**EXERCISE DIRECTIONS:** Go through the data below. List every line that holds the word "class".

*** Opening GIVEN DATA ***

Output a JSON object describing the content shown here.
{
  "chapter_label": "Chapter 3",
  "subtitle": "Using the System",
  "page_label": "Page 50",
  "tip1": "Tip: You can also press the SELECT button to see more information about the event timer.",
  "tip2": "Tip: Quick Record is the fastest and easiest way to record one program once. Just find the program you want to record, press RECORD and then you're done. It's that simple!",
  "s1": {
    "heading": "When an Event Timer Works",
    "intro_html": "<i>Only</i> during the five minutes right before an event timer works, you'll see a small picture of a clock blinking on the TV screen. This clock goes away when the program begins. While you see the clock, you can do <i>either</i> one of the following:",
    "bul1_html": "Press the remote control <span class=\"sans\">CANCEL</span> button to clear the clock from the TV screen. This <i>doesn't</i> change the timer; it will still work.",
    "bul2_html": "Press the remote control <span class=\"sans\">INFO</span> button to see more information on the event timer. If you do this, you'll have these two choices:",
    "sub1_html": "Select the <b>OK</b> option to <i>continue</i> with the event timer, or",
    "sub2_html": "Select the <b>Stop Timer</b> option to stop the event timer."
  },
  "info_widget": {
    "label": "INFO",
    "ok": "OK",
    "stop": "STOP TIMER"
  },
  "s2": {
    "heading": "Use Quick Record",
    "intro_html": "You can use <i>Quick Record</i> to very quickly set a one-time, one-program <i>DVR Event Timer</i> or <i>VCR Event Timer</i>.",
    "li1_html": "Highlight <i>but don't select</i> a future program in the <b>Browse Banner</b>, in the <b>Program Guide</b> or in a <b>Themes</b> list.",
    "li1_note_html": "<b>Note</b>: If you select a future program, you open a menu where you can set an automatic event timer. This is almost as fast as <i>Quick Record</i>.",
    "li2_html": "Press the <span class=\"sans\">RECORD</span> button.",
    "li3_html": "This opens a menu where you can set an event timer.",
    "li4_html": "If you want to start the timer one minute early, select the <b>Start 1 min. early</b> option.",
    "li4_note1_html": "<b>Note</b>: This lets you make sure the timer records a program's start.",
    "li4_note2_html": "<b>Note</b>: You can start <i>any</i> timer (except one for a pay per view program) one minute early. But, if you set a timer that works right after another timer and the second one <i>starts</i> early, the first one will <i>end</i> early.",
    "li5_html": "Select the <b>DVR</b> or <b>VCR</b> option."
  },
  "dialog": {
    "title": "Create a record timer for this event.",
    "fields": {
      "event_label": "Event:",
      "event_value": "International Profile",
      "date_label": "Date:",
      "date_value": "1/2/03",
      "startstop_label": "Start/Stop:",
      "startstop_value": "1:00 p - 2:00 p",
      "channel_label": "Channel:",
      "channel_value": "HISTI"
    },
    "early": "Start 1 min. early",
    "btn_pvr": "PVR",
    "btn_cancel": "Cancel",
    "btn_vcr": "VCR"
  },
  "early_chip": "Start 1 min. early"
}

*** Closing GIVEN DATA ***
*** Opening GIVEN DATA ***

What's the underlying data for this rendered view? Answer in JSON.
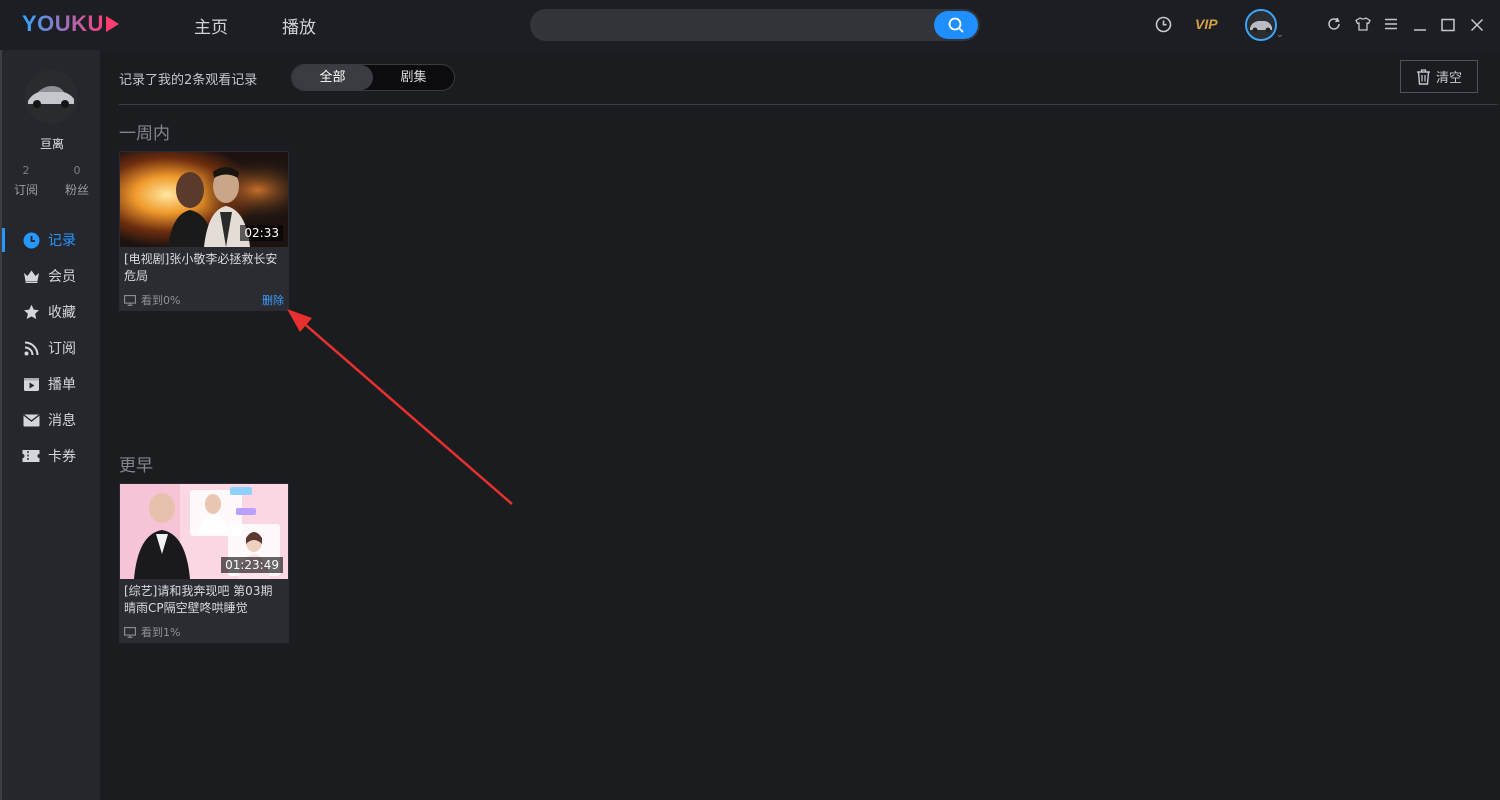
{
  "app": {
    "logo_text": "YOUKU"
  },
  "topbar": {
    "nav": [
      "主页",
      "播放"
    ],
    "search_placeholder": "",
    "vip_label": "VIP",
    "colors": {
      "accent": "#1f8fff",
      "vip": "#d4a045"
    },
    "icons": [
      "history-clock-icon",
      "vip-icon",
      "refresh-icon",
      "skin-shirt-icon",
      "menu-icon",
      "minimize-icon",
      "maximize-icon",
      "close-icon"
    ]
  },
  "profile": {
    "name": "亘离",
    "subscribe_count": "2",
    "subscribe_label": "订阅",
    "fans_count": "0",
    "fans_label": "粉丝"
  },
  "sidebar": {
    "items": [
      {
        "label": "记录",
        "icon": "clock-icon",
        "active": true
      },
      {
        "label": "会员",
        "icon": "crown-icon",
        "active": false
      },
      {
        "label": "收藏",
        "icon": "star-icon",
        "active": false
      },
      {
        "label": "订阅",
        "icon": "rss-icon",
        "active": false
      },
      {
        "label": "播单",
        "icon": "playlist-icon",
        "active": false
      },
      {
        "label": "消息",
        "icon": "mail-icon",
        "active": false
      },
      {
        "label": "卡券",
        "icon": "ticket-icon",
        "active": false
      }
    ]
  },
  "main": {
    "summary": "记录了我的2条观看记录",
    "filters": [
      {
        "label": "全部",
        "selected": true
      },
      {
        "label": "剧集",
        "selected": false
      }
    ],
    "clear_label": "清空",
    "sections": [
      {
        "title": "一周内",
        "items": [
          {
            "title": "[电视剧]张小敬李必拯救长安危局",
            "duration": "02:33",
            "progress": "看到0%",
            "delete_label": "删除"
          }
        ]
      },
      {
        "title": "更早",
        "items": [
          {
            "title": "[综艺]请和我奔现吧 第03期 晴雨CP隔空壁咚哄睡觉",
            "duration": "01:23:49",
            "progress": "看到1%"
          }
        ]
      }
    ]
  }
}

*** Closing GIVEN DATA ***

**EXERCISE SOLUTION:**
    "bul1_html": "Press the remote control <span class=\"sans\">CANCEL</span> button to clear the clock from the TV screen. This <i>doesn't</i> change the timer; it will still work.",
    "bul2_html": "Press the remote control <span class=\"sans\">INFO</span> button to see more information on the event timer. If you do this, you'll have these two choices:",
    "li2_html": "Press the <span class=\"sans\">RECORD</span> button.",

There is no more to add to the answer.